Again, I encourage you to seek out a professional trainer who is familiar with Counter Conditioning (changing her emotional response at seeing other dogs from 'oh no...' to 'Oh YES!!!!!) and Desensitization (increasing her tolerance for the proximity of other dogs while she's on leash). Again, you want to work with someone who uses force free, nonaversive methods. Again, you'll need to be working with other dogs and so you'll need a handler for those dogs and you'll need to take account of their stress level and take breaks or end sessions as needed for either dog. Sessions can be super short(less than 5 minutes) or an hour or so, depending on the dogs and how they're doing. And again, you'll need to practice with multiple dogs in order to generalize the experience. The beauty of these exercises is that you can sometimes do them in a rather 'stealth' way in that you might be out for a walk and see a dog across the stew or up ahead, but far enough away that your dog only takes. Notice, but doesn't actually overreact and so you can do the exercises using that dog as the 'decoy dog' without having that dog even knowing they're helping you train your dog.
The method I'm referring to here is called Behavior Adjustment Training (BAT). There is a book you can read that explains the protocol in detail and describes several different ways to create training setups. It's called Behavior Adjustment Training - BAT For Fear, Frustrstiom and Aggression
, by Grisham Stewart.
The book is very informative, but parts are a bit dry. She has also revamped the protocol to be easier than the the book. You can find information on her updated protocol at her website:
www.empoweredanimals.com. You are looking for information (graphs, charts, videos and writings) on BAT 2.0
I know it can feel a bit daunting to read what all you have to do to address these issues, but once you start, you'll see that the exercises are actually pretty easy once you get the hang of the timing, and increase your ability to read your dog's stress. And once she starts to get the hang of these exercises, you'll likely see improvements in fits and spurts where it seems to be slow going for a bit, then there will be a leap forward and then another slow down or even some small setbacks if we accidentally push her too far too quickly, or something unexpected happens. This is all normal.

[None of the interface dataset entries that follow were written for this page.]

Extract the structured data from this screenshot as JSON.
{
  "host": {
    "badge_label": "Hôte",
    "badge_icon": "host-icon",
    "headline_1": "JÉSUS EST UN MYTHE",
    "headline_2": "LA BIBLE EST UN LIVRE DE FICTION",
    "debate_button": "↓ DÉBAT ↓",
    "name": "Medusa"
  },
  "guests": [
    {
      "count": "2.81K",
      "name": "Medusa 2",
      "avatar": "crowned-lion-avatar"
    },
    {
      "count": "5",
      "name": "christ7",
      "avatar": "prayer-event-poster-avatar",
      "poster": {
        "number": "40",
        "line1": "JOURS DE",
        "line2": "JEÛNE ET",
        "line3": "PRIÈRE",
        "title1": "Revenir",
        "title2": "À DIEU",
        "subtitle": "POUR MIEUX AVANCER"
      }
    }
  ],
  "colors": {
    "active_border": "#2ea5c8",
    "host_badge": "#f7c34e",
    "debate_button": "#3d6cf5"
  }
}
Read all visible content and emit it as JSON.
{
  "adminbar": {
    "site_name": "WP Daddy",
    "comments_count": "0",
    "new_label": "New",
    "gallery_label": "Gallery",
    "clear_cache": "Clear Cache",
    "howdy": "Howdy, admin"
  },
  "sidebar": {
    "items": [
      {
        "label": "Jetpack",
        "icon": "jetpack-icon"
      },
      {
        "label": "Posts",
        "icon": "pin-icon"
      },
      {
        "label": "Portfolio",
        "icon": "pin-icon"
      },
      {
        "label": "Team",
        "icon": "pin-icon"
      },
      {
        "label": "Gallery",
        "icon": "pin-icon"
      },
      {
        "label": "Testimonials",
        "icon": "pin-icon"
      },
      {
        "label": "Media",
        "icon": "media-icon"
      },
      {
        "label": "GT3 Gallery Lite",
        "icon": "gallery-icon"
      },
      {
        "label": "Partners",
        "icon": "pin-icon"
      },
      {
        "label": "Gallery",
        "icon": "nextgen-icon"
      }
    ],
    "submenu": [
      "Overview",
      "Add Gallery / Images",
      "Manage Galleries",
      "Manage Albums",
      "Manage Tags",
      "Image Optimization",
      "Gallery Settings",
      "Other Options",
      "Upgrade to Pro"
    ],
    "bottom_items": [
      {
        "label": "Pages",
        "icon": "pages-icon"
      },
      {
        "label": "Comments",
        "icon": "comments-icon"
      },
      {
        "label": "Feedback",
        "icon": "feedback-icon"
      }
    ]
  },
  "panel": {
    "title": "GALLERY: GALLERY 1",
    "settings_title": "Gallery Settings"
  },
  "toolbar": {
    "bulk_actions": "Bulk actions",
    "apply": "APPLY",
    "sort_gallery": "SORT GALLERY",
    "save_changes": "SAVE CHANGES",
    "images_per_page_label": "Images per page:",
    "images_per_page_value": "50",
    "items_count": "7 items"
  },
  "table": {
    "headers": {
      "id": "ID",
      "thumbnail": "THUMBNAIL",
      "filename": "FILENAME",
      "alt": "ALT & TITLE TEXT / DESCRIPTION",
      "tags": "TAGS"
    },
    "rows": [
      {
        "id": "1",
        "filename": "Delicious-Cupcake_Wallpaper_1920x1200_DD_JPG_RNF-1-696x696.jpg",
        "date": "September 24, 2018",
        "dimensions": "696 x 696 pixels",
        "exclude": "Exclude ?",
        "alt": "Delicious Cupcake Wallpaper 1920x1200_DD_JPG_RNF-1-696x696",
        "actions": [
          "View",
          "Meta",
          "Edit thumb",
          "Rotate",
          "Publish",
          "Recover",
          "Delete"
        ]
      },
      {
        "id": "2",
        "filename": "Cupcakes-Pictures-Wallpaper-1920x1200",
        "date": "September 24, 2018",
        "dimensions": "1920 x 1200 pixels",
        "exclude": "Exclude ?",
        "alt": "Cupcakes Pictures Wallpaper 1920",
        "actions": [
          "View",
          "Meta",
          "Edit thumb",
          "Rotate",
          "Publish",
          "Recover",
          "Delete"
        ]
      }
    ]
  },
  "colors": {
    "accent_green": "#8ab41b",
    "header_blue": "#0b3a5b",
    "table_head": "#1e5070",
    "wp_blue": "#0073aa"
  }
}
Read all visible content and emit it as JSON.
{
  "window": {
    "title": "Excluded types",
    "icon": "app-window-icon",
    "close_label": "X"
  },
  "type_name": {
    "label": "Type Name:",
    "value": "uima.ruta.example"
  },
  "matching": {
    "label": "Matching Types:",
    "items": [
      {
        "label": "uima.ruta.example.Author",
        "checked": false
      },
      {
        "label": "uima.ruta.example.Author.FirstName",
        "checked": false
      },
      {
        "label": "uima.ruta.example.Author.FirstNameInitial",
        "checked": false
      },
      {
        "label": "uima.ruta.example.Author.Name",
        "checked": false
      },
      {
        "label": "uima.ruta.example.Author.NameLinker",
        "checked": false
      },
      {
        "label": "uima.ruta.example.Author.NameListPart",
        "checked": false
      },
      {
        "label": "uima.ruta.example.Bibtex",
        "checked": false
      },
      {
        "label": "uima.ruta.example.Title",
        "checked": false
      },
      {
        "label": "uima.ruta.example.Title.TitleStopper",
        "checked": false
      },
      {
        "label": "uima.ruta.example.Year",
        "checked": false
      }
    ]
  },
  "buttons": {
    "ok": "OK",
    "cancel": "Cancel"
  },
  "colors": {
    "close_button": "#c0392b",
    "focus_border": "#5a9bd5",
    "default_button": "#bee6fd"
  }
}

I wish you the best of luck. You can do this. Please feel free to follow up if I can be of further assistance.
Jody, CPDT-KA, APDT
Los Angeles Behavior Specialist